THROUGHOUT HIS CAREER, James Baldwin had a hankering to work in show business. Like Henry James, one of his early heroes, Baldwin loved the footlights; early on, with his friend and editor Sol Stein, he collaborated on a still unproduced television script based on his 1955 essay “Equal in Paris.” For a while, the Harlem-raised writer worked with the director Elia Kazan, as the latter prepared Tennessee Williams’s “Sweet Bird of Youth” for Broadway, and in the nineteen-sixties he was hired to adapt his friend Malcolm X’s “Autobiography” for the screen. The project did not go well, and Baldwin fled Hollywood, and its conventionality, with his script in hand. (It was published as a book in 1972.) Over the years, a number of Baldwin devotees have produced theatre and film projects…

2 min.
goings on about town: above & beyond

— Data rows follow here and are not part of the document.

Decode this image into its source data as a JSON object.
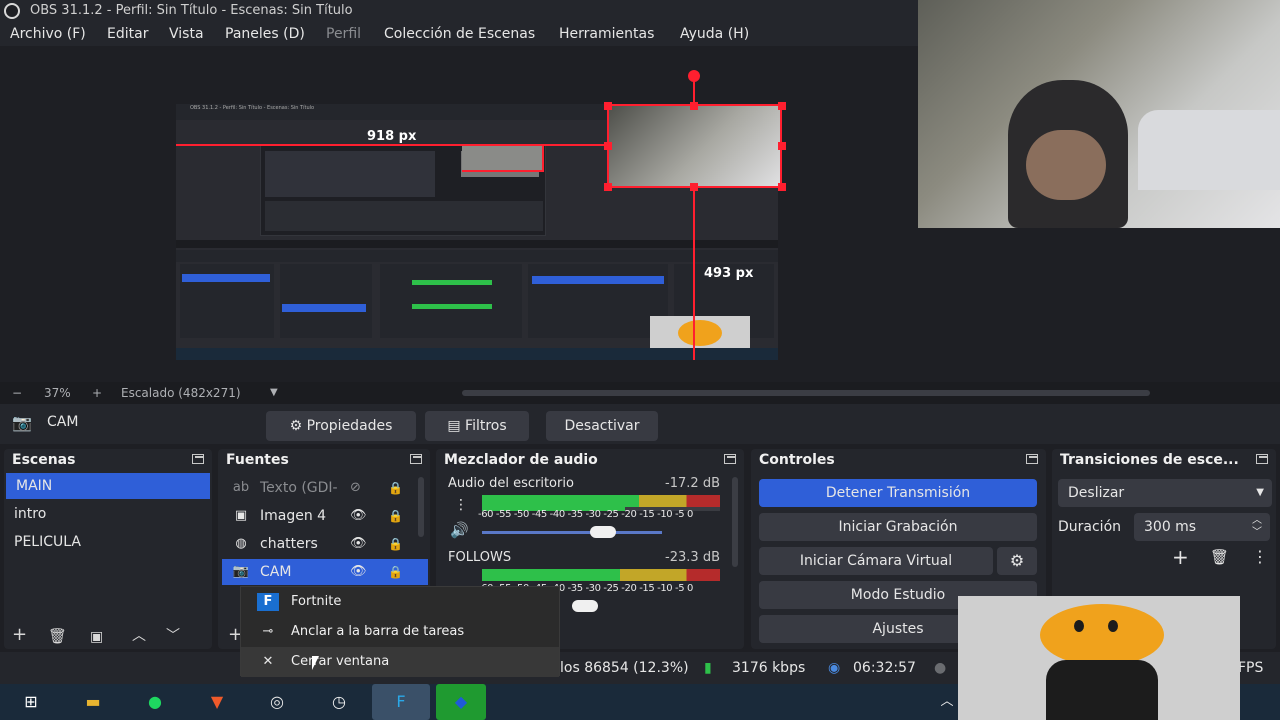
{
  "window": {
    "title": "OBS 31.1.2 - Perfil: Sin Título - Escenas: Sin Título"
  },
  "menu": [
    "Archivo (F)",
    "Editar",
    "Vista",
    "Paneles (D)",
    "Perfil",
    "Colección de Escenas",
    "Herramientas",
    "Ayuda (H)"
  ],
  "preview": {
    "nested_title": "OBS 31.1.2 - Perfil: Sin Título - Escenas: Sin Título",
    "label_width": "918 px",
    "label_height": "493 px"
  },
  "zoom": {
    "minus": "−",
    "level": "37%",
    "plus": "+",
    "scaling": "Escalado (482x271)"
  },
  "source_toolbar": {
    "selected": "CAM",
    "properties": "Propiedades",
    "filters": "Filtros",
    "deactivate": "Desactivar"
  },
  "scenes": {
    "title": "Escenas",
    "items": [
      "MAIN",
      "intro",
      "PELICULA"
    ]
  },
  "sources": {
    "title": "Fuentes",
    "items": [
      "Texto (GDI-",
      "Imagen 4",
      "chatters",
      "CAM"
    ]
  },
  "mixer": {
    "title": "Mezclador de audio",
    "channels": [
      {
        "name": "Audio del escritorio",
        "db": "-17.2 dB"
      },
      {
        "name": "FOLLOWS",
        "db": "-23.3 dB"
      }
    ],
    "scale": "-60 -55 -50 -45 -40 -35 -30 -25 -20 -15 -10 -5 0"
  },
  "controls": {
    "title": "Controles",
    "stop_stream": "Detener Transmisión",
    "start_recording": "Iniciar Grabación",
    "start_virtual_cam": "Iniciar Cámara Virtual",
    "studio_mode": "Modo Estudio",
    "settings": "Ajustes"
  },
  "transitions": {
    "title": "Transiciones de esce...",
    "selected": "Deslizar",
    "duration_label": "Duración",
    "duration_value": "300 ms"
  },
  "statusbar": {
    "frames": "los 86854 (12.3%)",
    "bitrate": "3176 kbps",
    "time": "06:32:57",
    "fps": "FPS"
  },
  "context_menu": {
    "items": [
      "Fortnite",
      "Anclar a la barra de tareas",
      "Cerrar ventana"
    ]
  },
  "colors": {
    "accent": "#2f5fd8",
    "red": "#ff1f2f",
    "panel": "#24262c",
    "bg": "#1e1f24"
  }
}
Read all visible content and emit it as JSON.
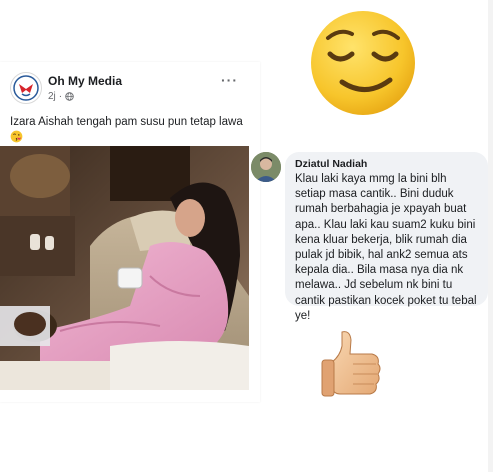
{
  "post": {
    "page_name": "Oh My Media",
    "time": "2j",
    "privacy_icon": "globe-icon",
    "more_label": "···",
    "caption": "Izara Aishah tengah pam susu pun tetap lawa",
    "caption_emoji": "kissing-face-emoji"
  },
  "comment": {
    "author": "Dziatul Nadiah",
    "text": "Klau laki kaya mmg la bini blh setiap masa cantik.. Bini duduk rumah berbahagia je xpayah buat apa.. Klau laki kau suam2 kuku bini kena kluar bekerja, blik rumah dia pulak jd bibik, hal ank2 semua ats kepala dia.. Bila masa nya dia nk melawa.. Jd sebelum nk bini tu cantik pastikan kocek poket tu tebal ye!"
  },
  "stickers": {
    "top": "relieved-face-emoji",
    "bottom": "thumbs-up-emoji"
  },
  "colors": {
    "emoji_yellow": "#f7c52b",
    "pajama_pink": "#e6a3c3",
    "bubble_bg": "#f0f2f5"
  }
}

The Poetry Brothel Guests at this temple of literary deviance are treated to readings enlivened by the aura of burlesque. A rotating cast of male and female poets perform as bordello troubadours, erupting into verse in public and luring guests into back rooms for private readings that may be overheard by voyeurs lurking just around the corner. The event transforms House of Yes into an immersive cabaret with live jazz, vaudeville, painters, and fortune-tellers—this week’s holiday- partythemed installment includes readings from the poet, author, and lawyer Monica Youn, a performance by the Hot Club of Flatbush, and the burlesque performers Puss N Boots and Foxx Von Tempt. (2 Wyckoff Ave., Brooklyn. houseofyes.org. Dec. 4.) Magic at Coney Island Illusionists, escape artists, mentalists, and closeup magicians descend on Coney Island each Sunday afternoon at…